● ASSIGNMENT: Using the records below, filter out every line that lacks "JSON" and copy the rest.

─── DATA

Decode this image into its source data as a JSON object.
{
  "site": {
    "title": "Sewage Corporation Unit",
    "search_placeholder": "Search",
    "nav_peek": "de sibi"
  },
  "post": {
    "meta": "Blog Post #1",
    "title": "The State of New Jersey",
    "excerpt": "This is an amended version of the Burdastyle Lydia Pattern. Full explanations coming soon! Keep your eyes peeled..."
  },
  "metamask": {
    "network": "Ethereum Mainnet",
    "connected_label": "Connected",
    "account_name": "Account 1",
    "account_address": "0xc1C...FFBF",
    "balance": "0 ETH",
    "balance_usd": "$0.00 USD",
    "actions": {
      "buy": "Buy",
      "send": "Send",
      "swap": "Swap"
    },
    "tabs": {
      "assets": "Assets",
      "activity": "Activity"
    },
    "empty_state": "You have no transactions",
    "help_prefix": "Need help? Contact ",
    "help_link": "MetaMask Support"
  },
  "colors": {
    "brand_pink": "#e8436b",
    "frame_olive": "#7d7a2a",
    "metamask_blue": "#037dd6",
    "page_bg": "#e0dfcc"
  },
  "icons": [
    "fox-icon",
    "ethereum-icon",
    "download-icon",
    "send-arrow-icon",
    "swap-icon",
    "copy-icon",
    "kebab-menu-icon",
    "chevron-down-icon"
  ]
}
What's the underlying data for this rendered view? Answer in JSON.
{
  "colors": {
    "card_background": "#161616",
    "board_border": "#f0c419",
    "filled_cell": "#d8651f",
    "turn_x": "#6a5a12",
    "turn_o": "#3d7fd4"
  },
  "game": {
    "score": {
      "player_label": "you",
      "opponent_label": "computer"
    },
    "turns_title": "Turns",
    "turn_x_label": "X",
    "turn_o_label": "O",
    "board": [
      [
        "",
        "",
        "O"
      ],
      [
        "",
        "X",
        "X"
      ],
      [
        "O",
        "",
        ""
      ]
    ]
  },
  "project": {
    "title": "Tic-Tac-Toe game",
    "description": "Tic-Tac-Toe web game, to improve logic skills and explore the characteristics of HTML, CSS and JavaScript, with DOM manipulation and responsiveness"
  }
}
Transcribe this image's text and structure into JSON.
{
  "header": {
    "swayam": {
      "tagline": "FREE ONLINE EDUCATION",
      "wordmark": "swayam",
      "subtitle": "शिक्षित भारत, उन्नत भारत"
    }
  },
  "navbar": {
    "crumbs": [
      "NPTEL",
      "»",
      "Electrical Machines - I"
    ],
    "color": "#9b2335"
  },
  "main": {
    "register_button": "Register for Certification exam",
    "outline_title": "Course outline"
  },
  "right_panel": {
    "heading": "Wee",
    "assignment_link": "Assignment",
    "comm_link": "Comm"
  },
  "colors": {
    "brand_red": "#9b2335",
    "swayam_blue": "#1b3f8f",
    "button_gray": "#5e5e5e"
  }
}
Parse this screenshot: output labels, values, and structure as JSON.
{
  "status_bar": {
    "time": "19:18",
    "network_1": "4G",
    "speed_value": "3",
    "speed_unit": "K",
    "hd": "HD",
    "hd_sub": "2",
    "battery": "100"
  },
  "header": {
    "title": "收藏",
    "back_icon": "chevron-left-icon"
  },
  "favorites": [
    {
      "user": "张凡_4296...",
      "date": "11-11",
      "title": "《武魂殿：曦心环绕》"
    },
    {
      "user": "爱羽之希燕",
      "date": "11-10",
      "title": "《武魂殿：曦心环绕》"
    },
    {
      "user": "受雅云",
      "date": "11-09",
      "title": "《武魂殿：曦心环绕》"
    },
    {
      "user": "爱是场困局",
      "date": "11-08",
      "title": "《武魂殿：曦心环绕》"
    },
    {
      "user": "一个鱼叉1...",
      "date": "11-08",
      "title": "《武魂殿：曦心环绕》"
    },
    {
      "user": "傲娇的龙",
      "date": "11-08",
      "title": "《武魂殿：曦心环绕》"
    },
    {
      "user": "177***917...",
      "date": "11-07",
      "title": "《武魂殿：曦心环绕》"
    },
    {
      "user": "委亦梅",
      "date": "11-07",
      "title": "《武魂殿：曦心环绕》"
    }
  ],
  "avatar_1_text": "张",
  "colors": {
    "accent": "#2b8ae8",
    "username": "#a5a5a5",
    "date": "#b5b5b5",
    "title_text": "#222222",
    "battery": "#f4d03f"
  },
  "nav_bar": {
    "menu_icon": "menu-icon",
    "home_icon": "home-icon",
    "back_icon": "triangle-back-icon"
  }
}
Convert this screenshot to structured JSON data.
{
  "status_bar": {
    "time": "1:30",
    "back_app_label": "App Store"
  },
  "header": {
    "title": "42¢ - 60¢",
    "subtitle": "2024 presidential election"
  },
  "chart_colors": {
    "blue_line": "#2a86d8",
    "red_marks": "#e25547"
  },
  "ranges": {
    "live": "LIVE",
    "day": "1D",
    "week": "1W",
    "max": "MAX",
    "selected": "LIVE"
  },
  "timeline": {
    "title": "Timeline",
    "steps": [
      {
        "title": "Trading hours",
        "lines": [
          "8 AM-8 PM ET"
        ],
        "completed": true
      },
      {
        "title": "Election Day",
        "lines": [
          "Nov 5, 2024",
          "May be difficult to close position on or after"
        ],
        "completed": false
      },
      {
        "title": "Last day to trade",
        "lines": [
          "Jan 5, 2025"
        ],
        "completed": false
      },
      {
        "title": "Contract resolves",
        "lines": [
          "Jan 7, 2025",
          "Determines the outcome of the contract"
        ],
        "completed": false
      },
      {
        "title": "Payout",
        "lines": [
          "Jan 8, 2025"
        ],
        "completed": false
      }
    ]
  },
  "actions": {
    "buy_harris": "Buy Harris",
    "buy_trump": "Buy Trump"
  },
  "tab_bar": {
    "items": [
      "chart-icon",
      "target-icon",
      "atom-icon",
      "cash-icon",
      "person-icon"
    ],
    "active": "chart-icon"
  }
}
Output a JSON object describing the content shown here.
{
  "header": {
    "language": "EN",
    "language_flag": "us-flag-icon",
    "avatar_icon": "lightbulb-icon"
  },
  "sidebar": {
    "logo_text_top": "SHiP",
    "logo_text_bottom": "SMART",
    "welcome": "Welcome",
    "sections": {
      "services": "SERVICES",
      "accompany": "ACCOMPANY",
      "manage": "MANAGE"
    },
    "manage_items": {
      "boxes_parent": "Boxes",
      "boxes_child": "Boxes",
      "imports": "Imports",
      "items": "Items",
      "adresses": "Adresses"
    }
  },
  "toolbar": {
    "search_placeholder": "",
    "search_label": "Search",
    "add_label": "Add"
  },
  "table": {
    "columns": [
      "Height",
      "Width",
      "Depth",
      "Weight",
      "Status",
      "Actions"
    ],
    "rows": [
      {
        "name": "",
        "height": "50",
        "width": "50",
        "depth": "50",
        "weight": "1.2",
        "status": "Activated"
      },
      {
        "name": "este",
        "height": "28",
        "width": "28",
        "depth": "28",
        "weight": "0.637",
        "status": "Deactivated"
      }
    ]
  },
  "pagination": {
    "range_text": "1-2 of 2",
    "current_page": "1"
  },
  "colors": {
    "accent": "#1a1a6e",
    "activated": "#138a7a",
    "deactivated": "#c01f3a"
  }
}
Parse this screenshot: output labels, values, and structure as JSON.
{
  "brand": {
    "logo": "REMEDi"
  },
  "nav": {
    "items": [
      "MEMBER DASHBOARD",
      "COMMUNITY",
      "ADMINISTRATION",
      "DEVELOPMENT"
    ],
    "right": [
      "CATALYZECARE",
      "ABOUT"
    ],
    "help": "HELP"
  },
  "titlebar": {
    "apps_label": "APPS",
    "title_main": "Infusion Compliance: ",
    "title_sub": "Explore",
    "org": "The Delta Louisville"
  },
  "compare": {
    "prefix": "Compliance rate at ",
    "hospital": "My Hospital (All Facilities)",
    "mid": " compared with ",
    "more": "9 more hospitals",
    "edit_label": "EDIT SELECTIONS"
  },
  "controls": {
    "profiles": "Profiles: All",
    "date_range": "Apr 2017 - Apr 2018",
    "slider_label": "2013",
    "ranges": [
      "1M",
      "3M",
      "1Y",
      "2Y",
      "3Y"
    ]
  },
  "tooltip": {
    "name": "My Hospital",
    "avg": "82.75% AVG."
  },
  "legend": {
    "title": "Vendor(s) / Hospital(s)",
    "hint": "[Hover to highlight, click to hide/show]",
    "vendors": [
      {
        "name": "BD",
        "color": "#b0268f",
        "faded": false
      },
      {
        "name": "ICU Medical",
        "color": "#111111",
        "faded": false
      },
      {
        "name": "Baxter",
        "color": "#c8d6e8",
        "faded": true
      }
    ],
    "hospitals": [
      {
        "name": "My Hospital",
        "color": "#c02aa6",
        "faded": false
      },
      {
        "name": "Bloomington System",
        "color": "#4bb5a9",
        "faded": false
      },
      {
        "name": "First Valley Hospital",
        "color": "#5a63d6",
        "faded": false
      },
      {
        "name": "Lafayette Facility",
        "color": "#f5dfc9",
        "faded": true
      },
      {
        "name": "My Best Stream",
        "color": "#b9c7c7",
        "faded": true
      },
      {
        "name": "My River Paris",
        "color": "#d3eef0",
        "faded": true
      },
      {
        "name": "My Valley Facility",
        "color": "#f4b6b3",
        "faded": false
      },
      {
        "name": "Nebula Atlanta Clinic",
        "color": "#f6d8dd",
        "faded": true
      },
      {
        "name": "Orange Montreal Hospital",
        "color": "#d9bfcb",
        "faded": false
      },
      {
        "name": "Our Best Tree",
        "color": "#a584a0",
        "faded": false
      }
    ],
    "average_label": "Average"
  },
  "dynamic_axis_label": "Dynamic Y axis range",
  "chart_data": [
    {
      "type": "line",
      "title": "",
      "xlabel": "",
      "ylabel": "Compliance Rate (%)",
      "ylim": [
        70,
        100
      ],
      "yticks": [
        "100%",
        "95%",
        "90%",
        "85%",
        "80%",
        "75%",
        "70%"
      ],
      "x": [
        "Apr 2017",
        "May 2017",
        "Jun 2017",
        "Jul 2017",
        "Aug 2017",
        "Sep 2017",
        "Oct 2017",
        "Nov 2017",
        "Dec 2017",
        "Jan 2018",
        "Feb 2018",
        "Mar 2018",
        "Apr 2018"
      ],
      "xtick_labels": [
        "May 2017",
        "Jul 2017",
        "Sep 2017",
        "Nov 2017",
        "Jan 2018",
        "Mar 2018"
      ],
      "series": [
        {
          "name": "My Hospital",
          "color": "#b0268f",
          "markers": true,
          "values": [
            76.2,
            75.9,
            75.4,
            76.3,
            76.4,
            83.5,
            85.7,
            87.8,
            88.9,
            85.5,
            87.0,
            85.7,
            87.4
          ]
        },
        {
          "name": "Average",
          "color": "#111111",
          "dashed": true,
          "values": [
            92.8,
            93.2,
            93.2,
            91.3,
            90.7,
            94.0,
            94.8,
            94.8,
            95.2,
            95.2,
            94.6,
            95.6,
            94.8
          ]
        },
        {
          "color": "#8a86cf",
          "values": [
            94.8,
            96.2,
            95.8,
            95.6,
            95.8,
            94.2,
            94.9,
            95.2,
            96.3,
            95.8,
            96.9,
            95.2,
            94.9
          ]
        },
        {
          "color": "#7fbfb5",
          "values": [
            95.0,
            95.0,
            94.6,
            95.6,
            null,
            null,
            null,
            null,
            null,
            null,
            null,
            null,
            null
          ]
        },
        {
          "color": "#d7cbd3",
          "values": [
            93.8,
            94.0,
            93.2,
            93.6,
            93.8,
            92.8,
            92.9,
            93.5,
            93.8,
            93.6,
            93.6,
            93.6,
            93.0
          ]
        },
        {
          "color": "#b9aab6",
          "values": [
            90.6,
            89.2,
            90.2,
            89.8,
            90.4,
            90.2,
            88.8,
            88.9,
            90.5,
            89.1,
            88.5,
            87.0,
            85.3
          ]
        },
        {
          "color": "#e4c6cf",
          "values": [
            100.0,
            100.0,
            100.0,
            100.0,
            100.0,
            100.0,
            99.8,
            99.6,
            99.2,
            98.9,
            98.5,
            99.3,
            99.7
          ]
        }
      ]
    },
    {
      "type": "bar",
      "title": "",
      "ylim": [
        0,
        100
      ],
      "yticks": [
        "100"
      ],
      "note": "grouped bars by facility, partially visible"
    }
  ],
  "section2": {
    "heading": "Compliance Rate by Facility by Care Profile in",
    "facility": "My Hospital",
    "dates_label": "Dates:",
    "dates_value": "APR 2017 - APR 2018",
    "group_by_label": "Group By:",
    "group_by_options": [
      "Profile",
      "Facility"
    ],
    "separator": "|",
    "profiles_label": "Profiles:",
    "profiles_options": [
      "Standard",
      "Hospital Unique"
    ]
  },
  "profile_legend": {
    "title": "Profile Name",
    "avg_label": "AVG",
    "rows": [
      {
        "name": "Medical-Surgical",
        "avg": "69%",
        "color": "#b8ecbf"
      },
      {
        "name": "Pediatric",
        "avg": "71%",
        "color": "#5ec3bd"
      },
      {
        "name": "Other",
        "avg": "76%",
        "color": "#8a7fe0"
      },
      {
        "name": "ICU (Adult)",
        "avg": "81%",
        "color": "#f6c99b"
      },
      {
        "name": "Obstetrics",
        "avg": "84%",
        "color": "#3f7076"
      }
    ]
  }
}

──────

● EXERCISE ANSWER:
Decode this image into its source data as a JSON object.
What's the underlying data for this rendered view? Answer in JSON.
Transcribe this image's text and structure into JSON.
Parse this screenshot: output labels, values, and structure as JSON.
Convert this screenshot to structured JSON data.
Output a JSON object describing the content shown here.
Parse this screenshot: output labels, values, and structure as JSON.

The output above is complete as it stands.